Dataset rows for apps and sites
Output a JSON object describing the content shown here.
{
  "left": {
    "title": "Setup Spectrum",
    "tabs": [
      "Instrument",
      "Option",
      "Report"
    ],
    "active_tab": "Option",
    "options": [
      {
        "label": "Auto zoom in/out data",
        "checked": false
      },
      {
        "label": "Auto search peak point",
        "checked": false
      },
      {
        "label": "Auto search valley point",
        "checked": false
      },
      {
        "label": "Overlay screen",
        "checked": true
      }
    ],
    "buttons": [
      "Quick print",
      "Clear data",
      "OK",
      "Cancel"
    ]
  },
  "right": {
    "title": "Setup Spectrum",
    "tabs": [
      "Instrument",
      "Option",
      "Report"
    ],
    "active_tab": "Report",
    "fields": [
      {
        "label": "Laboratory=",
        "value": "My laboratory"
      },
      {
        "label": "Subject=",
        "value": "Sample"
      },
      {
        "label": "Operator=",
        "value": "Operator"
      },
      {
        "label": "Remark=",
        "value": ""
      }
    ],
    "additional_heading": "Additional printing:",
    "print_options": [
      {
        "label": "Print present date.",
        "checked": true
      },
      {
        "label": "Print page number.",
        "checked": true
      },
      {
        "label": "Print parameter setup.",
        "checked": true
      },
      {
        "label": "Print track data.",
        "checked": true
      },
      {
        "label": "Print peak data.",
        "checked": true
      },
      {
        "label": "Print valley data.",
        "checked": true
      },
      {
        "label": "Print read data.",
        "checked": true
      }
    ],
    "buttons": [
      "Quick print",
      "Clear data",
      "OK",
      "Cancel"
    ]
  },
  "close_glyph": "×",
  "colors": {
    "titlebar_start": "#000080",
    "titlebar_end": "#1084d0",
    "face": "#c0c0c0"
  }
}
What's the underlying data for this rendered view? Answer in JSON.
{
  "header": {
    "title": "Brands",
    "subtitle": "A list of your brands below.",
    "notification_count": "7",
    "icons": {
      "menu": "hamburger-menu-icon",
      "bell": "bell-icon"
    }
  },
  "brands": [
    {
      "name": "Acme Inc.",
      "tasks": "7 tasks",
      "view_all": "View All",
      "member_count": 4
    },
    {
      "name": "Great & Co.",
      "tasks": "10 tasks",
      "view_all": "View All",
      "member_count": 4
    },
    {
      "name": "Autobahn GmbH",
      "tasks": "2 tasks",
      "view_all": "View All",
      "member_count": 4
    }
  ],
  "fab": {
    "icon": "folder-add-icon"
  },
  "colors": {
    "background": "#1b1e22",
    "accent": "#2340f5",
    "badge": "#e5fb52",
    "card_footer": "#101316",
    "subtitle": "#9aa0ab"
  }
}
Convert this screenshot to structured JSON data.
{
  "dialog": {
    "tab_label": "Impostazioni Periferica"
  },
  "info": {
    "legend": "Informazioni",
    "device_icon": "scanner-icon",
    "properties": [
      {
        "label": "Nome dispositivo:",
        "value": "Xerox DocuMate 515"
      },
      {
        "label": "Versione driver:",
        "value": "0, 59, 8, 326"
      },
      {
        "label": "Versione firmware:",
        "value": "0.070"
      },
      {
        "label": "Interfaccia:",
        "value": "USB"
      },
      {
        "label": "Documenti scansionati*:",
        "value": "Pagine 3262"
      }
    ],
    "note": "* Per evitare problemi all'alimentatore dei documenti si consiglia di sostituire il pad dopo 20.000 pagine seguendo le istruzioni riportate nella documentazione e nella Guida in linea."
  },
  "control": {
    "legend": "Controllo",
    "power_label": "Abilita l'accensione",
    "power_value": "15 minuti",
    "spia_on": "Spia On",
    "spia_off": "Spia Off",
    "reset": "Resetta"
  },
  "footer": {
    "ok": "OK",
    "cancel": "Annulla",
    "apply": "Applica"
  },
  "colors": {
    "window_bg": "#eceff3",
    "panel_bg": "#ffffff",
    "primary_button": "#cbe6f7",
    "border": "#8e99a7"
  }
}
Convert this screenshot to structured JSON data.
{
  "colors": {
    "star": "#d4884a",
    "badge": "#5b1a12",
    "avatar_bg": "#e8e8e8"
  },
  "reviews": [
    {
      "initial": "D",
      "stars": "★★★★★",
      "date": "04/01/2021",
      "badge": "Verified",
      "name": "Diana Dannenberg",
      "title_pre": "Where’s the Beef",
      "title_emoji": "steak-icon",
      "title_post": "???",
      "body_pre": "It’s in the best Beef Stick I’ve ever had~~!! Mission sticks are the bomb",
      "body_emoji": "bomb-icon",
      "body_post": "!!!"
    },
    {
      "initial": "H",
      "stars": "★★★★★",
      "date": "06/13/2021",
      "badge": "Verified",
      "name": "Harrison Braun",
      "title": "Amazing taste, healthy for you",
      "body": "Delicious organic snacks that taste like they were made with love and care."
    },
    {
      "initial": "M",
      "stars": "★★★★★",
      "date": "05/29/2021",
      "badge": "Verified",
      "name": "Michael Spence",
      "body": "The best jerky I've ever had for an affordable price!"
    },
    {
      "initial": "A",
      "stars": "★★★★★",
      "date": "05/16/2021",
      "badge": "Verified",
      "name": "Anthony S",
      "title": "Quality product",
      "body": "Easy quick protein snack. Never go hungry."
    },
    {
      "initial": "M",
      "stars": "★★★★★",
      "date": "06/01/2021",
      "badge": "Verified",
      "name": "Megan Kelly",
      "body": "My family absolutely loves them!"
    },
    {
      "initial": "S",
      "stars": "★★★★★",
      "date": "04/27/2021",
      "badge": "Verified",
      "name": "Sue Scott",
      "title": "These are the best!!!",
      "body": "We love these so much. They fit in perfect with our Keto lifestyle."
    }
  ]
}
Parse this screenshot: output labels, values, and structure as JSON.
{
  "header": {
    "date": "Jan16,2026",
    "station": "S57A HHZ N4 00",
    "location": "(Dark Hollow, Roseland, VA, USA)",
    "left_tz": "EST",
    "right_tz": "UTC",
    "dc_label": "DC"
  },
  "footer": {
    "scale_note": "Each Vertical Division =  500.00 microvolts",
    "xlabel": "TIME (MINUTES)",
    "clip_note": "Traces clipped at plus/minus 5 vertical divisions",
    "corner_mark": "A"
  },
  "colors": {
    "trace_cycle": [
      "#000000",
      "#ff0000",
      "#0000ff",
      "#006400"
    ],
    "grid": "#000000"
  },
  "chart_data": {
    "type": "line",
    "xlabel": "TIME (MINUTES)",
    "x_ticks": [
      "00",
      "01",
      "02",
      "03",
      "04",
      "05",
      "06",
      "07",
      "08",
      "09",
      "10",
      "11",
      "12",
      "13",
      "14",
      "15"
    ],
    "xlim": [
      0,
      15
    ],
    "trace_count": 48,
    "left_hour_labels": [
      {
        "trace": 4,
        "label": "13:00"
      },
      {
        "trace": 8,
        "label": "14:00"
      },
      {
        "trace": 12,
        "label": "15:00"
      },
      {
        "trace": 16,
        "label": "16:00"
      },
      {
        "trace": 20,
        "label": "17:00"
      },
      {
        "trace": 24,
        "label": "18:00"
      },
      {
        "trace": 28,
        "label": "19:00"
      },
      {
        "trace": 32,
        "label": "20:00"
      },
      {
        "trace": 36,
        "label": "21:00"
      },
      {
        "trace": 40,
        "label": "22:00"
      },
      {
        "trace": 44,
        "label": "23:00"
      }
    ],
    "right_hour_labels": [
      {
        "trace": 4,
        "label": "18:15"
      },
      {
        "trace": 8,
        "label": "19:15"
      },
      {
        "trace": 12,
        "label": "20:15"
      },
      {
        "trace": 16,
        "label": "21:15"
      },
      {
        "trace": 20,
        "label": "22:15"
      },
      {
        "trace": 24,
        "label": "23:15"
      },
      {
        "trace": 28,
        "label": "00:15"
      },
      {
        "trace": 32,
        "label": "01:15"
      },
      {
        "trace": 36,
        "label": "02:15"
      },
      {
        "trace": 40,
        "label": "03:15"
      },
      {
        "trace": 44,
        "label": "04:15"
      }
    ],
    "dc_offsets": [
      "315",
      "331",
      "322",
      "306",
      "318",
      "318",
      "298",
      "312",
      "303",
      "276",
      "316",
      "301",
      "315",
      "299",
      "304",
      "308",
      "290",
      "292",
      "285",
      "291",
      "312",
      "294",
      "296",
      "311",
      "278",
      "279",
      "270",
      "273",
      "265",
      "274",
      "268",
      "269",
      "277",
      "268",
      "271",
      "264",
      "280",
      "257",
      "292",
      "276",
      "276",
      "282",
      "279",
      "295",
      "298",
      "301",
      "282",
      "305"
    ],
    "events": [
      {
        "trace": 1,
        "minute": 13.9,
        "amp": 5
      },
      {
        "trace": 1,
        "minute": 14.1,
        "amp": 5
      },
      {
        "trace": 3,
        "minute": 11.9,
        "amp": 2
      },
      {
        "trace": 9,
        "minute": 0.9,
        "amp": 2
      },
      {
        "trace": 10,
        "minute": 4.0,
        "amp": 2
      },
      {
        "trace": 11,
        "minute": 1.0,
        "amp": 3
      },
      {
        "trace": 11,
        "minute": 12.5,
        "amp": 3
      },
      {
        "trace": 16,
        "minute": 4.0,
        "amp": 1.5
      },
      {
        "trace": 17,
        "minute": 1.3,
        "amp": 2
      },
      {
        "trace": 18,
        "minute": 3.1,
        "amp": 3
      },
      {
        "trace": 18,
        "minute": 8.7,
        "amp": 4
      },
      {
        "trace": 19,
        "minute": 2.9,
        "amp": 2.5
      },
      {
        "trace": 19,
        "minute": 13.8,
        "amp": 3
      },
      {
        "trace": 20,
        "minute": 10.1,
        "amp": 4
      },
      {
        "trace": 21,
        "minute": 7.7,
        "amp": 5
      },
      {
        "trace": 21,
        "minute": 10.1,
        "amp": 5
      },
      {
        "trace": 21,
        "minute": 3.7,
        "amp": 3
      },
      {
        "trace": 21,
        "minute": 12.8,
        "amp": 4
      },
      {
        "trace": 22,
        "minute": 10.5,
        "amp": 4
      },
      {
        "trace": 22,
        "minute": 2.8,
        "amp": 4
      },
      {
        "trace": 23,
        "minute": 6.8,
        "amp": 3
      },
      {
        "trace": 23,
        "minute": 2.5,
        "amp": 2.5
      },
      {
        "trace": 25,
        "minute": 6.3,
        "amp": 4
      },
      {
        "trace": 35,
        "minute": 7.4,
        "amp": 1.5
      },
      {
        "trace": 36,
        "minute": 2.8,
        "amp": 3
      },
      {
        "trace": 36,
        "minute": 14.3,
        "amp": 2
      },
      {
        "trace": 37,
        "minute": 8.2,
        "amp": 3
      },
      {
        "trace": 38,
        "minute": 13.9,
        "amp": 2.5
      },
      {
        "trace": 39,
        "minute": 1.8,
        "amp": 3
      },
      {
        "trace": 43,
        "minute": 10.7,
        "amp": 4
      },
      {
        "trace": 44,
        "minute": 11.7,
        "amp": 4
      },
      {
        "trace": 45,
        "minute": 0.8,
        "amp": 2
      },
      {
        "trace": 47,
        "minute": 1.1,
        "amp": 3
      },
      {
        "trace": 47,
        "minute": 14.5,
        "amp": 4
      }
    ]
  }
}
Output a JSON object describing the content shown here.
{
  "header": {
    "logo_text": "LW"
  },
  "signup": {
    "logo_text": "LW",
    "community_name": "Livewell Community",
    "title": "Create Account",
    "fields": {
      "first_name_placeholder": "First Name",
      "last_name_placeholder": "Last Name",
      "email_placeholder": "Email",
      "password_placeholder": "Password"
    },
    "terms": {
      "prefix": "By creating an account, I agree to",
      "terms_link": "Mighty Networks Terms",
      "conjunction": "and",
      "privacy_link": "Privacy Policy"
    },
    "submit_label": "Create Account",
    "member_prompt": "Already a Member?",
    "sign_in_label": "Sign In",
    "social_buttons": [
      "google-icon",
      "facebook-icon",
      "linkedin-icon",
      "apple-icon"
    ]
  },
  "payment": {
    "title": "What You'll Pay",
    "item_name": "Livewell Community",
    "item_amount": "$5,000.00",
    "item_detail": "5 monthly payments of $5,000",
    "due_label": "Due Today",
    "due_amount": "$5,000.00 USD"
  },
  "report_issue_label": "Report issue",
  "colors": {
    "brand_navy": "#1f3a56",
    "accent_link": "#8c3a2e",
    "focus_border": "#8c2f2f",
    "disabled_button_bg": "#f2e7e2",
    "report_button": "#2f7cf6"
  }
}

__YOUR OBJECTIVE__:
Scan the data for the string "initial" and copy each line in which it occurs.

__RESPONSE BOX__:
      "initial": "D",
      "initial": "H",
      "initial": "M",
      "initial": "A",
      "initial": "M",
      "initial": "S",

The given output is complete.